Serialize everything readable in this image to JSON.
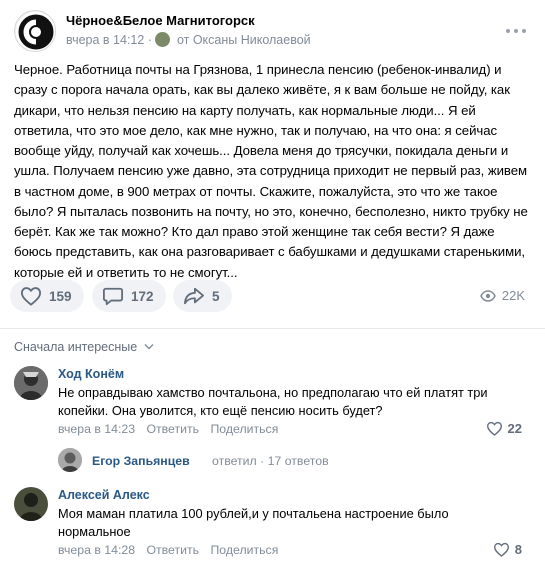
{
  "post": {
    "group_name": "Чёрное&Белое Магнитогорск",
    "time": "вчера в 14:12",
    "from_text": "от Оксаны Николаевой",
    "text": "Черное. Работница почты на Грязнова, 1 принесла пенсию (ребенок-инвалид) и сразу с порога начала орать, как вы далеко живёте, я к вам больше не пойду, как дикари, что нельзя пенсию на карту получать, как нормальные люди... Я ей ответила, что это мое дело, как мне нужно, так и получаю, на что она: я сейчас вообще уйду, получай как хочешь... Довела меня до трясучки, покидала деньги и ушла. Получаем пенсию уже давно, эта сотрудница приходит не первый раз, живем в частном доме, в 900 метрах от почты. Скажите, пожалуйста, это что же такое было? Я пыталась позвонить на почту, но это, конечно, бесполезно, никто трубку не берёт. Как же так можно? Кто дал право этой женщине так себя вести? Я даже боюсь представить, как она разговаривает с бабушками и дедушками старенькими, которые ей и ответить то не смогут...",
    "likes": "159",
    "comments": "172",
    "shares": "5",
    "views": "22K"
  },
  "sort_label": "Сначала интересные",
  "comments": [
    {
      "author": "Ход Конём",
      "text": "Не оправдываю хамство почтальона, но предполагаю что ей платят три копейки. Она уволится, кто ещё пенсию носить будет?",
      "time": "вчера в 14:23",
      "reply_label": "Ответить",
      "share_label": "Поделиться",
      "likes": "22"
    },
    {
      "author": "Алексей Алекс",
      "text": "Моя маман платила 100 рублей,и у почтальена настроение было нормальное",
      "time": "вчера в 14:28",
      "reply_label": "Ответить",
      "share_label": "Поделиться",
      "likes": "8"
    }
  ],
  "replies": {
    "name": "Егор Запьянцев",
    "rest": "ответил · 17 ответов"
  },
  "colors": {
    "link": "#2a5885",
    "muted": "#818c99",
    "button_bg": "#f0f2f5"
  }
}
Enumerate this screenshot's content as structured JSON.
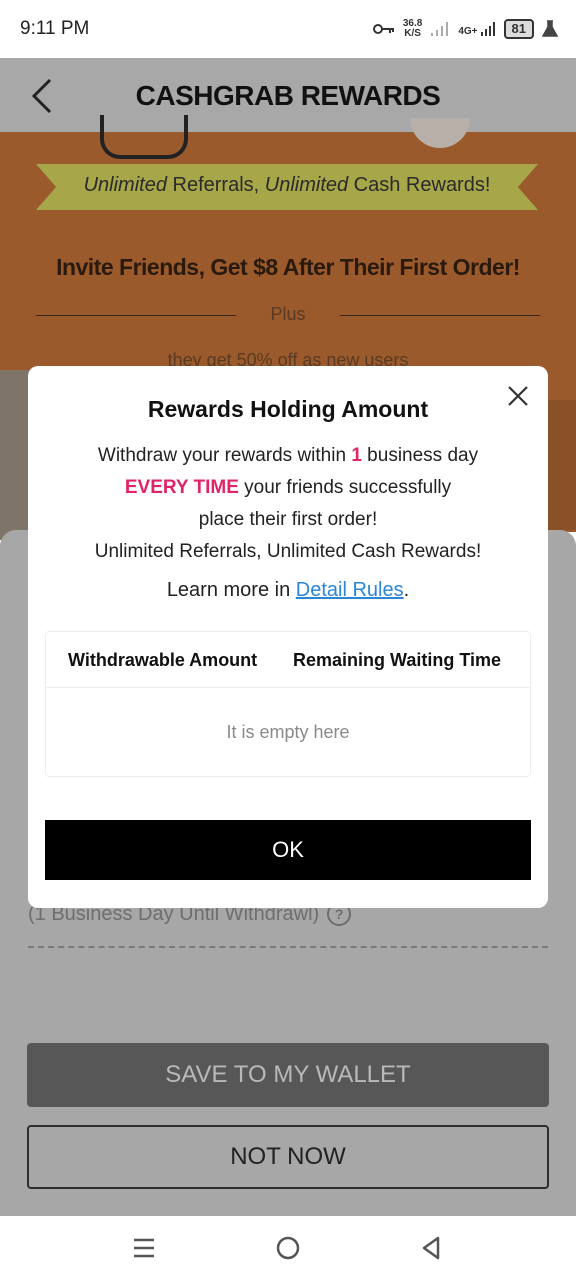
{
  "status_bar": {
    "time": "9:11 PM",
    "net_speed_value": "36.8",
    "net_speed_unit": "K/S",
    "network_type": "4G+",
    "battery": "81"
  },
  "header": {
    "title": "CASHGRAB REWARDS"
  },
  "banner": {
    "ribbon_italic_1": "Unlimited",
    "ribbon_text_1": " Referrals, ",
    "ribbon_italic_2": "Unlimited",
    "ribbon_text_2": " Cash Rewards!",
    "headline": "Invite Friends, Get $8 After Their First Order!",
    "plus": "Plus",
    "subtext": "they get 50% off as new users"
  },
  "sheet": {
    "note": "(1 Business Day Until Withdrawl)",
    "save_label": "SAVE TO MY WALLET",
    "not_now_label": "NOT NOW"
  },
  "modal": {
    "title": "Rewards Holding Amount",
    "line1_prefix": "Withdraw your rewards within ",
    "line1_highlight": "1",
    "line1_suffix": " business day",
    "line2_highlight": "EVERY TIME",
    "line2_suffix": " your friends successfully",
    "line3": "place their first order!",
    "line4": "Unlimited Referrals, Unlimited Cash Rewards!",
    "learn_prefix": "Learn more in ",
    "learn_link": "Detail Rules",
    "learn_suffix": ".",
    "table": {
      "col1": "Withdrawable Amount",
      "col2": "Remaining Waiting Time",
      "empty": "It is empty here"
    },
    "ok_label": "OK"
  },
  "colors": {
    "accent_red": "#e0246a",
    "link_blue": "#2a86d6"
  }
}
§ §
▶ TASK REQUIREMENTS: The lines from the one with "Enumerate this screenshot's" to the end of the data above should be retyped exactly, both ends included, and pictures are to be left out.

▶ RESPONSE TO THIS EXERCISE:
Enumerate this screenshot's content as structured JSON.
{
  "status_bar": {
    "time": "9:11 PM",
    "net_speed_value": "36.8",
    "net_speed_unit": "K/S",
    "network_type": "4G+",
    "battery": "81"
  },
  "header": {
    "title": "CASHGRAB REWARDS"
  },
  "banner": {
    "ribbon_italic_1": "Unlimited",
    "ribbon_text_1": " Referrals, ",
    "ribbon_italic_2": "Unlimited",
    "ribbon_text_2": " Cash Rewards!",
    "headline": "Invite Friends, Get $8 After Their First Order!",
    "plus": "Plus",
    "subtext": "they get 50% off as new users"
  },
  "sheet": {
    "note": "(1 Business Day Until Withdrawl)",
    "save_label": "SAVE TO MY WALLET",
    "not_now_label": "NOT NOW"
  },
  "modal": {
    "title": "Rewards Holding Amount",
    "line1_prefix": "Withdraw your rewards within ",
    "line1_highlight": "1",
    "line1_suffix": " business day",
    "line2_highlight": "EVERY TIME",
    "line2_suffix": " your friends successfully",
    "line3": "place their first order!",
    "line4": "Unlimited Referrals, Unlimited Cash Rewards!",
    "learn_prefix": "Learn more in ",
    "learn_link": "Detail Rules",
    "learn_suffix": ".",
    "table": {
      "col1": "Withdrawable Amount",
      "col2": "Remaining Waiting Time",
      "empty": "It is empty here"
    },
    "ok_label": "OK"
  },
  "colors": {
    "accent_red": "#e0246a",
    "link_blue": "#2a86d6"
  }
}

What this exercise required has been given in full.